A report released this week by Amnesty International says soldiers in Ivory Coast and allied militias are killing and torturing supporters of ousted president Laurent Gbagbo.
A new report by Amnesty International contains shocking details of acts of violence and torture perpetrated against supporters of ousted president Laurent Gbagbo. The publication of the report comes as Gbagbo faces charges of crimes against humanity at the International Criminal Court (ICC) in the Hague. Amnesty says the continued abuses against Gbagbo supporters have harmed prospects for reconciliation nearly two years after post-election violence brought the country to the brink of civil war.
Unrest broke out when incumbent president Laurent Gbagbo refused to concede victory to Alassane Ouattara who was internationally recognized as the winner of the 2010 elections. Troops loyal to Ouattara overran the south of the country. Backed by French forces they captured Gbagbo and declared he was no longer in power. In November 2011 he was transferred to the ICC to stand trial.
For details of Amnesty's findings, DW spoke to one of the authors of the report, West Africa researcher Gaetan Mootoo.
DW: Mr Mootoo, what can you tell us about the scale of the abuses by government forces and the circumstances surrounding them?

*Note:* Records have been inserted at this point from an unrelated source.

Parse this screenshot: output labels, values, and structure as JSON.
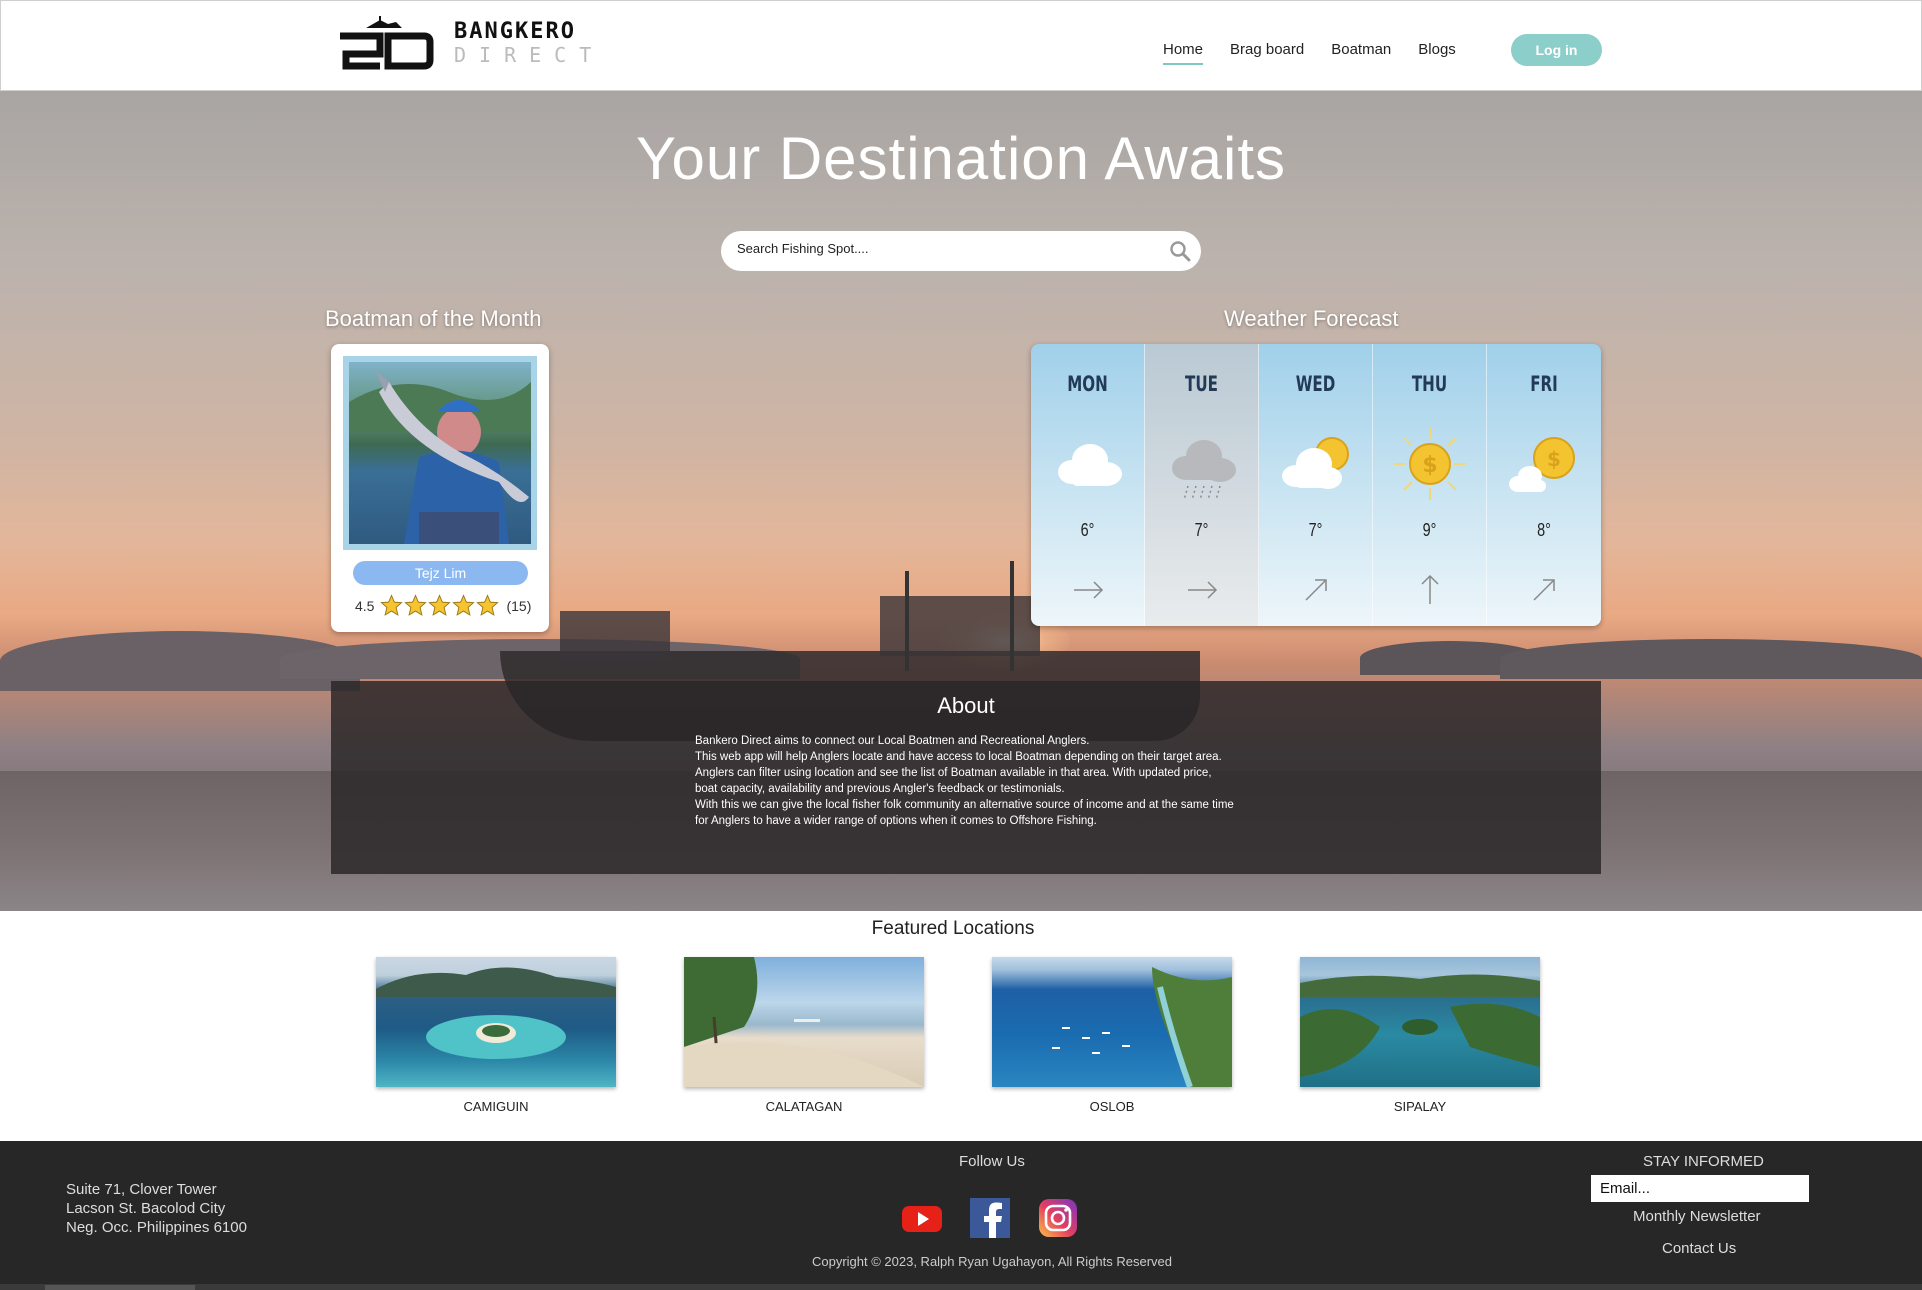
{
  "header": {
    "logo_line1": "BANGKERO",
    "logo_line2": "DIRECT",
    "nav": [
      {
        "label": "Home",
        "active": true
      },
      {
        "label": "Brag board",
        "active": false
      },
      {
        "label": "Boatman",
        "active": false
      },
      {
        "label": "Blogs",
        "active": false
      }
    ],
    "login_label": "Log in",
    "login_color": "#8ccfca"
  },
  "hero": {
    "title": "Your Destination Awaits",
    "search_placeholder": "Search Fishing Spot....",
    "search_icon": "search-icon"
  },
  "boatman": {
    "section_title": "Boatman of the Month",
    "name": "Tejz Lim",
    "rating": "4.5",
    "stars": 5,
    "reviews": "(15)"
  },
  "weather": {
    "section_title": "Weather Forecast",
    "days": [
      {
        "day": "MON",
        "icon": "cloud-icon",
        "temp": "6°",
        "wind": "arrow-right-icon"
      },
      {
        "day": "TUE",
        "icon": "rain-cloud-icon",
        "temp": "7°",
        "wind": "arrow-right-icon"
      },
      {
        "day": "WED",
        "icon": "partly-cloudy-icon",
        "temp": "7°",
        "wind": "arrow-up-right-icon"
      },
      {
        "day": "THU",
        "icon": "sun-icon",
        "temp": "9°",
        "wind": "arrow-up-icon"
      },
      {
        "day": "FRI",
        "icon": "partly-sunny-icon",
        "temp": "8°",
        "wind": "arrow-up-right-icon"
      }
    ]
  },
  "about": {
    "title": "About",
    "text": "Bankero Direct aims to connect our Local Boatmen and Recreational Anglers.\nThis web app will help Anglers locate and have access to local Boatman depending on their target area.\nAnglers can filter using location and see the list of Boatman available in that area. With updated price,\n boat capacity, availability and previous Angler's feedback or testimonials.\nWith this we can give the local fisher folk community an alternative source of income and at the same time\nfor Anglers to have a wider range of options when it comes to Offshore Fishing."
  },
  "featured": {
    "title": "Featured Locations",
    "locations": [
      "CAMIGUIN",
      "CALATAGAN",
      "OSLOB",
      "SIPALAY"
    ]
  },
  "footer": {
    "address": [
      "Suite 71, Clover Tower",
      "Lacson St. Bacolod City",
      "Neg. Occ. Philippines 6100"
    ],
    "follow_label": "Follow Us",
    "socials": [
      "youtube-icon",
      "facebook-icon",
      "instagram-icon"
    ],
    "copyright": "Copyright © 2023, Ralph Ryan Ugahayon, All Rights Reserved",
    "stay_label": "STAY INFORMED",
    "email_placeholder": "Email...",
    "newsletter_label": "Monthly Newsletter",
    "contact_label": "Contact Us"
  }
}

Gaetan Mootoo: What we learned through constant monitoring of the country was that there was a pattern of arbitrary arrest, and that the people who were arrested were detained in illegal places of detention, for example in a military camp. Most of the people arrested were tortured. Some had molten plastic on their backs and others were plunged into water with their hands handcuffed at the back. It was mainly people accused of being supporters of Laurent Gbagbo and who belong to a particular ethnic group.
Laurent Gbagbo has been indicted by the International Criminal Court and could stand trial on charges against humanity. Has anyone from President Ouatarra's camp been brought to justice over the post-election violence?
This is our concern because what we have noticed is that people who are close to Alassane Ouatarra and the Force Nouvel of (former prime minister) Guillaume Soro had committed human rights violations in the past, including the executions of soldiers in Bouake in September 2002, as well as the killings in the western part of Cote d'Ivoire at the end of March 2011 when hundreds of people were executed, others were tortured and some disappeared. We also have the recent example of the case of the Naibly camp where internally displaced people were attacked and killed in July last year. You can see from these examples that supporters of President Ouatarra who are responsible for human rights violations are not being being worried by justice. This is a major concern.
Has there been any reaction to your report?
Prior to publication, we sent the document a month ago to the authorities of Cote d'Ivoire. It's a 70-page document and the authorities reacted with a letter of two pages, saying they acknowledge the concerns we raise. They don't contest any information we mention, for example regarding illegal places of detention, the use of traditional hunters, such as the Dozo militia groups, and also the use of torture and ill treatment. They don't contest this information, however they told us they had already implemented some of the recommendations we made.
Gaetan Mootoo is Amnesty International's West Africa researcher
Interview: Mark Caldwell